Title: Class Action Park
Release Date: August 27, 2020
Director: Seth Porges, Chris Charles Scott III
Production Company: Pinball Party Productions | Strategery Films | Warner Max
As a kid growing up in Connecticut, ads for Action Park were constantly on the tv and radio, but my requests to go there were denied. My mother was not fond of driving to New Jersey nor did our family budget have much room for visits to theme parks. It was only until years later that I learned that I may have dodged a bullet since Action Park had such a reputation for guests getting injured and sometimes killed. In fact, back in the 80s, I remember New Jersey’s other theme park Great Adventure having the reputation for danger since several teens were killed in a fire and one person fell off a roller coaster.
Class Action Park features interviews with former employees and guests of Action Park mixed with archival news footage and old home movies. The general theme of the movie is “can you believe how dangerous this place was” and the strange nostalgic feeling of having survived it. The jokey tone of some of the commentators is placed at odds with survivors of people who died at Action Park, with the ending of the film actually featuring the most uncomfortable contrast of narration and film.
The villain of the piece is Gene Mulvihill, a shady investor in penny stocks who opened Action Park as a summer activity at his ski resort in 1978. Action Park was a pioneer of the modern waterpark, so a lot of the rides were experimental to begin with, but Mulvihill refused to hire professional ride engineers and often redrew the plans himself to make them more extreme. If the rides weren’t dangerous enough, the park was run almost entirely by teenagers with underage drinking and drug use common among the staff. Mulvihill’s libertarian emphasis on freedom and profits with his callous disregard of people injured and killed at the park becomes emblematic of the USA in the Reagan Era.
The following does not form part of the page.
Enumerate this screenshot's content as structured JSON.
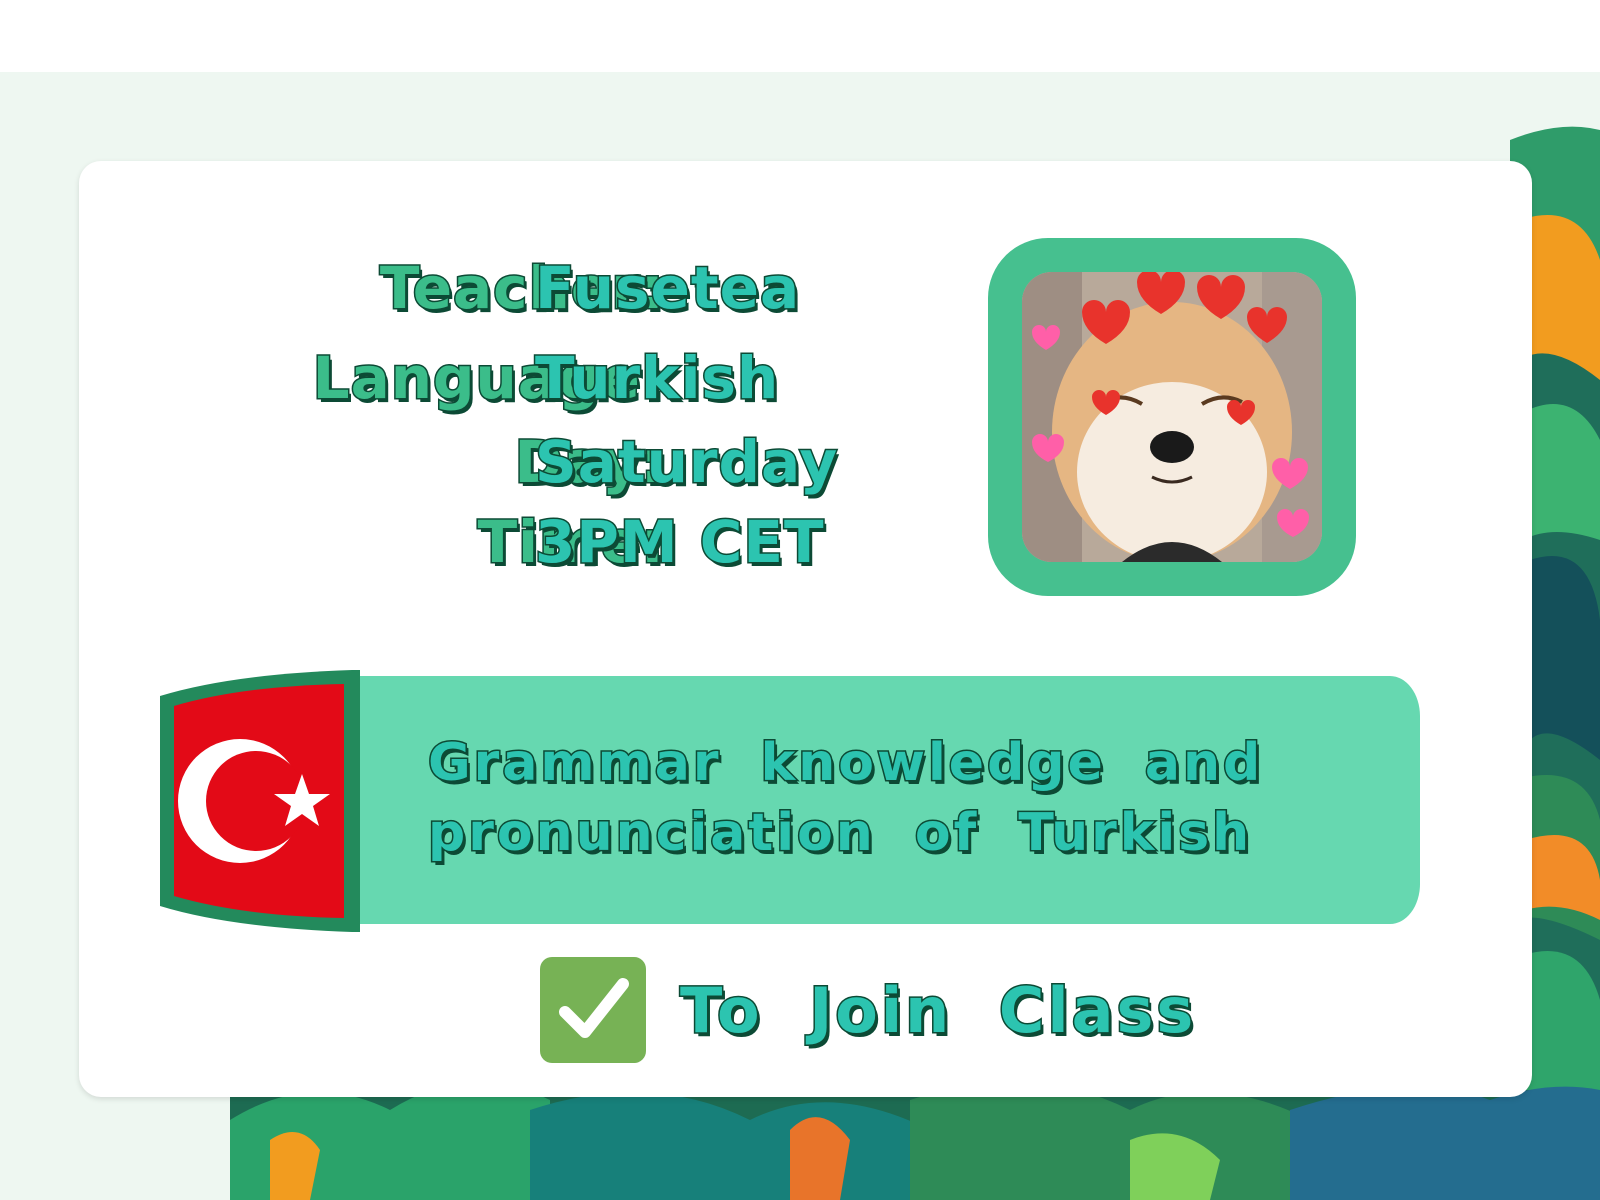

I found this movie to be interesting in how it showed how the most unbelievable aspects of Action Park came to be and persisted. But I also don’t think it is a very well-made documentary. For one thing, it could’ve used a wider of variety of commentators as the handful involved said mostly the same things. Also, the frequent reuse of b-roll footage throughout the movie feels lazy and unprofessional. Still it’s an interesting movie to watch if you’re curious about how an experiment in pure libertarianism in Greater New York City went horribly wrong and why regulations may be good, actually.